Reading smart commentary about social media the other day left me thinking about the different ways in which I interact with the internet now, compared with when I first started using it way back when; specifically, the fact that — for all intents and purposes — I essentially live online now, and the way I interacted with it back then.
I mean, I actually try to draw lines that prevent me spending too much time actively online, a lesson learned the hard way; after work each day, I try to leave my phone/laptop/iPad alone until just before bed, and even then, that’s just me using whatever app to do some reading before I sleep. (And, if I’m brave, checking email to see that there’s nothing disastrous waiting for me in the morning.) But still; I work online, I interact with friends and family online, so much of my life is spent on the internet. It’s there for… everything. When you factor in the fact that my TV is powered by online streaming services instead of, you know, “traditional” television — something I’ve started to think of as being “passively” online — then it starts to feel omnipresent in a somewhat unsettling manner.
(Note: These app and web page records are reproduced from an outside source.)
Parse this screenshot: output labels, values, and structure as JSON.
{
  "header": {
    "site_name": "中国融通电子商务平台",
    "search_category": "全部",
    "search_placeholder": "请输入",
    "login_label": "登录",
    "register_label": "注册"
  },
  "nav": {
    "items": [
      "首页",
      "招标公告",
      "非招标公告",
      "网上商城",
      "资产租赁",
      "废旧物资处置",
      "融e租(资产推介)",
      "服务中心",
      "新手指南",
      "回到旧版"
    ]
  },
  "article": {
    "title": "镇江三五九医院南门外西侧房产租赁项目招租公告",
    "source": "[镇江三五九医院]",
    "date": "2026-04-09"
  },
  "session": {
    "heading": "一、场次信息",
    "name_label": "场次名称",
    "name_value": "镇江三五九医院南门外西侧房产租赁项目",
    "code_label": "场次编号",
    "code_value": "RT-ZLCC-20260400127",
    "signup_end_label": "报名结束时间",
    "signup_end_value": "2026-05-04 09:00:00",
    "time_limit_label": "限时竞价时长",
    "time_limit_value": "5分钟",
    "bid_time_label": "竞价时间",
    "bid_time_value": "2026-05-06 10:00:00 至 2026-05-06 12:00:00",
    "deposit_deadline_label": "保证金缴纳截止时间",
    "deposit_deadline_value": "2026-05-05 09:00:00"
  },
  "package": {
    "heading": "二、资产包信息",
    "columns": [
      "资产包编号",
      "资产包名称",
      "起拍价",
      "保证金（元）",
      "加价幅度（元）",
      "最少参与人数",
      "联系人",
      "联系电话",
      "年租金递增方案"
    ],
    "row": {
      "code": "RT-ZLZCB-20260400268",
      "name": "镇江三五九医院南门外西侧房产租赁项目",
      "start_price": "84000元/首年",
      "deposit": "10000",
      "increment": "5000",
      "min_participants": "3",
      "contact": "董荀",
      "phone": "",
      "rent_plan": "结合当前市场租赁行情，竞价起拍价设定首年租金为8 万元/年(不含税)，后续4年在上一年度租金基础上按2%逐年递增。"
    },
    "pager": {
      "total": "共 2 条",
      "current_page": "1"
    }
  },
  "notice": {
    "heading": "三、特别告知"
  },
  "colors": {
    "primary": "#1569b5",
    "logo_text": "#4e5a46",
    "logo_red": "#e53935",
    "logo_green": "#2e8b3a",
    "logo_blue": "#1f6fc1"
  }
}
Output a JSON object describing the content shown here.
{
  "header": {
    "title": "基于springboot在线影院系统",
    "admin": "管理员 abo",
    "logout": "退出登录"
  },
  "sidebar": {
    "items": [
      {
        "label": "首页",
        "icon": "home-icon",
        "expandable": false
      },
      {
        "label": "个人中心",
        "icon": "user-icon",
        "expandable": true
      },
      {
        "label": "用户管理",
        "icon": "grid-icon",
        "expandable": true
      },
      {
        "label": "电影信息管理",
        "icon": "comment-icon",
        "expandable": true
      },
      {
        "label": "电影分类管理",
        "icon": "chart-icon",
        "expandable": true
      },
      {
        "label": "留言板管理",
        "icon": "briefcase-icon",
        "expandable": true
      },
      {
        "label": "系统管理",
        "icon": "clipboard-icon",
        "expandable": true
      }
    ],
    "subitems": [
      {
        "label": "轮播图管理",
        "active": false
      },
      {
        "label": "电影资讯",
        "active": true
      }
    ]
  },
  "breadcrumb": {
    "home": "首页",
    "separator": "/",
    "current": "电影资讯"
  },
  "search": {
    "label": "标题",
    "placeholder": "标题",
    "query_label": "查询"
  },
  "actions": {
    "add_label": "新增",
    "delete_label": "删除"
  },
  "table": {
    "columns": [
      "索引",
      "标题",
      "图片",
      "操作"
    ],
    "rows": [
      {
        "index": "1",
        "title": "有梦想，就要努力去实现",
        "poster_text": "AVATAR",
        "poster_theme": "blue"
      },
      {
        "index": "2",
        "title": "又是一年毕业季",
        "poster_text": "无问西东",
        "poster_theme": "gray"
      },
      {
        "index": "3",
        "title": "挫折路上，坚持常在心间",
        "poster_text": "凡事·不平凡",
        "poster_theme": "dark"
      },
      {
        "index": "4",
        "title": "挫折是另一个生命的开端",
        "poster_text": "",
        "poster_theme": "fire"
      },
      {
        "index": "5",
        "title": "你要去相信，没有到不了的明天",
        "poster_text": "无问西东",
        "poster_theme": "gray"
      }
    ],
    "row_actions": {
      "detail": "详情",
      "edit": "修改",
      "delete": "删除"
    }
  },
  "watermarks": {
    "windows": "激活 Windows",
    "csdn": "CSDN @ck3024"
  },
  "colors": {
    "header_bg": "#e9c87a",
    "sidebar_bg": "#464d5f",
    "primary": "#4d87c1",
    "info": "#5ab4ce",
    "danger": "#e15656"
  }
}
I still have the very strong sense memory of the internet being a limited resource, way back in the dial-up days: that you would “log on” for whatever purpose, and then get off the computer once that purpose was over — even if that purpose was (as was the case for me) looking up long screeds written by old fanboys about the history of the Legion of Super-Heroes, or Jack Kirby’s Fourth World, or whatever. The sound of the dial-up, the feeling of needing to get on and off the internet in as little time as possible because, hell, someone might need to use the phone.
There’s something about that that I miss, now; the idea of the internet as a destination, perhaps, something you actively choose to do, a place to visit but not somewhere that is ever-present all around us. We used to call the internet things like “the world wide web” and “the information superhighway,” both of which suggested these tangible, physical locations or entities, and there was something about that that made it seem like these were places you could “go,” as opposed to some state that we permanently exist in and have to report in to regularly.
Remember an internet we didn’t live in? I miss that.